* _WHAT IS REQUIRED_
Each line of the material should be retyped without alteration.

* _PROVIDED DATA_
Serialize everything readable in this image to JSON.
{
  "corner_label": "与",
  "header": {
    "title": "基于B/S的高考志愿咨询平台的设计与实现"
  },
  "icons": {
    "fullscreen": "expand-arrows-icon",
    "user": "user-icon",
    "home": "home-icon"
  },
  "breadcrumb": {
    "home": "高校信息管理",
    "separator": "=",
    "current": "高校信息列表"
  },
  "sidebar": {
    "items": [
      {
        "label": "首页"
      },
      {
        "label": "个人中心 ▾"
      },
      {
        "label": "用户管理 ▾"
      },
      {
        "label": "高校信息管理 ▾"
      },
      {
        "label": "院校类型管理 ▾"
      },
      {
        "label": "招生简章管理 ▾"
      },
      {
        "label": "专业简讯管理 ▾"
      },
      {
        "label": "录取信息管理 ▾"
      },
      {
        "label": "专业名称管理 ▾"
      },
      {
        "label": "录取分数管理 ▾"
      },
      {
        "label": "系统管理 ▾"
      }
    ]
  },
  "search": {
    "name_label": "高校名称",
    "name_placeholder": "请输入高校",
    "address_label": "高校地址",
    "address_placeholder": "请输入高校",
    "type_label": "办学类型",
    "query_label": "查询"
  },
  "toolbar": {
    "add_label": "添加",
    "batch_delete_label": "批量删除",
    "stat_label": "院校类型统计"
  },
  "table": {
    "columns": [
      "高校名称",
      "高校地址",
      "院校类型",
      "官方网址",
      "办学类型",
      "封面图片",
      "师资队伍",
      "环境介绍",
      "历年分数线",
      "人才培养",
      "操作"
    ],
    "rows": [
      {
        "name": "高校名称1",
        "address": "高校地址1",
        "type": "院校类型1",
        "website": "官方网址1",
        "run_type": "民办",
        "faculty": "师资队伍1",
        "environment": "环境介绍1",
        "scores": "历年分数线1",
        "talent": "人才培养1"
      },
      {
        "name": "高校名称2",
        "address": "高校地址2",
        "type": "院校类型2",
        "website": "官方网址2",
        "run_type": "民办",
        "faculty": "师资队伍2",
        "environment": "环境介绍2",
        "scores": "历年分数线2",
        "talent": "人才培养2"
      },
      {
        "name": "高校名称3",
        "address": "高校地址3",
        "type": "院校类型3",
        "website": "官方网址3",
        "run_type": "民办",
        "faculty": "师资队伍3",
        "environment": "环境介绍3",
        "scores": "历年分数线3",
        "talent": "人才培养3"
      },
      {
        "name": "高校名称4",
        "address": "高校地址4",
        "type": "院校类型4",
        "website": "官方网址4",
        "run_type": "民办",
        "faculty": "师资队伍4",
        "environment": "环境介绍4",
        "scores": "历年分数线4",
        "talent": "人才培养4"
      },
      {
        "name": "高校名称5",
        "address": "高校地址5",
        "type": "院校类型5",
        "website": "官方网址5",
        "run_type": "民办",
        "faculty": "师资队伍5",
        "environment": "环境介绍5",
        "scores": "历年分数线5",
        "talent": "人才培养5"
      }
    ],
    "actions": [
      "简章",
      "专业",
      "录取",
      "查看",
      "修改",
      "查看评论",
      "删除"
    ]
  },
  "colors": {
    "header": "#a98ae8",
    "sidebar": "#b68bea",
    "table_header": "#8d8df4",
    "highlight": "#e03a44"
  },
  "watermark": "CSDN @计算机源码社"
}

* _ANSWER SPACE_
Serialize everything readable in this image to JSON.
{
  "corner_label": "与",
  "header": {
    "title": "基于B/S的高考志愿咨询平台的设计与实现"
  },
  "icons": {
    "fullscreen": "expand-arrows-icon",
    "user": "user-icon",
    "home": "home-icon"
  },
  "breadcrumb": {
    "home": "高校信息管理",
    "separator": "=",
    "current": "高校信息列表"
  },
  "sidebar": {
    "items": [
      {
        "label": "首页"
      },
      {
        "label": "个人中心 ▾"
      },
      {
        "label": "用户管理 ▾"
      },
      {
        "label": "高校信息管理 ▾"
      },
      {
        "label": "院校类型管理 ▾"
      },
      {
        "label": "招生简章管理 ▾"
      },
      {
        "label": "专业简讯管理 ▾"
      },
      {
        "label": "录取信息管理 ▾"
      },
      {
        "label": "专业名称管理 ▾"
      },
      {
        "label": "录取分数管理 ▾"
      },
      {
        "label": "系统管理 ▾"
      }
    ]
  },
  "search": {
    "name_label": "高校名称",
    "name_placeholder": "请输入高校",
    "address_label": "高校地址",
    "address_placeholder": "请输入高校",
    "type_label": "办学类型",
    "query_label": "查询"
  },
  "toolbar": {
    "add_label": "添加",
    "batch_delete_label": "批量删除",
    "stat_label": "院校类型统计"
  },
  "table": {
    "columns": [
      "高校名称",
      "高校地址",
      "院校类型",
      "官方网址",
      "办学类型",
      "封面图片",
      "师资队伍",
      "环境介绍",
      "历年分数线",
      "人才培养",
      "操作"
    ],
    "rows": [
      {
        "name": "高校名称1",
        "address": "高校地址1",
        "type": "院校类型1",
        "website": "官方网址1",
        "run_type": "民办",
        "faculty": "师资队伍1",
        "environment": "环境介绍1",
        "scores": "历年分数线1",
        "talent": "人才培养1"
      },
      {
        "name": "高校名称2",
        "address": "高校地址2",
        "type": "院校类型2",
        "website": "官方网址2",
        "run_type": "民办",
        "faculty": "师资队伍2",
        "environment": "环境介绍2",
        "scores": "历年分数线2",
        "talent": "人才培养2"
      },
      {
        "name": "高校名称3",
        "address": "高校地址3",
        "type": "院校类型3",
        "website": "官方网址3",
        "run_type": "民办",
        "faculty": "师资队伍3",
        "environment": "环境介绍3",
        "scores": "历年分数线3",
        "talent": "人才培养3"
      },
      {
        "name": "高校名称4",
        "address": "高校地址4",
        "type": "院校类型4",
        "website": "官方网址4",
        "run_type": "民办",
        "faculty": "师资队伍4",
        "environment": "环境介绍4",
        "scores": "历年分数线4",
        "talent": "人才培养4"
      },
      {
        "name": "高校名称5",
        "address": "高校地址5",
        "type": "院校类型5",
        "website": "官方网址5",
        "run_type": "民办",
        "faculty": "师资队伍5",
        "environment": "环境介绍5",
        "scores": "历年分数线5",
        "talent": "人才培养5"
      }
    ],
    "actions": [
      "简章",
      "专业",
      "录取",
      "查看",
      "修改",
      "查看评论",
      "删除"
    ]
  },
  "colors": {
    "header": "#a98ae8",
    "sidebar": "#b68bea",
    "table_header": "#8d8df4",
    "highlight": "#e03a44"
  },
  "watermark": "CSDN @计算机源码社"
}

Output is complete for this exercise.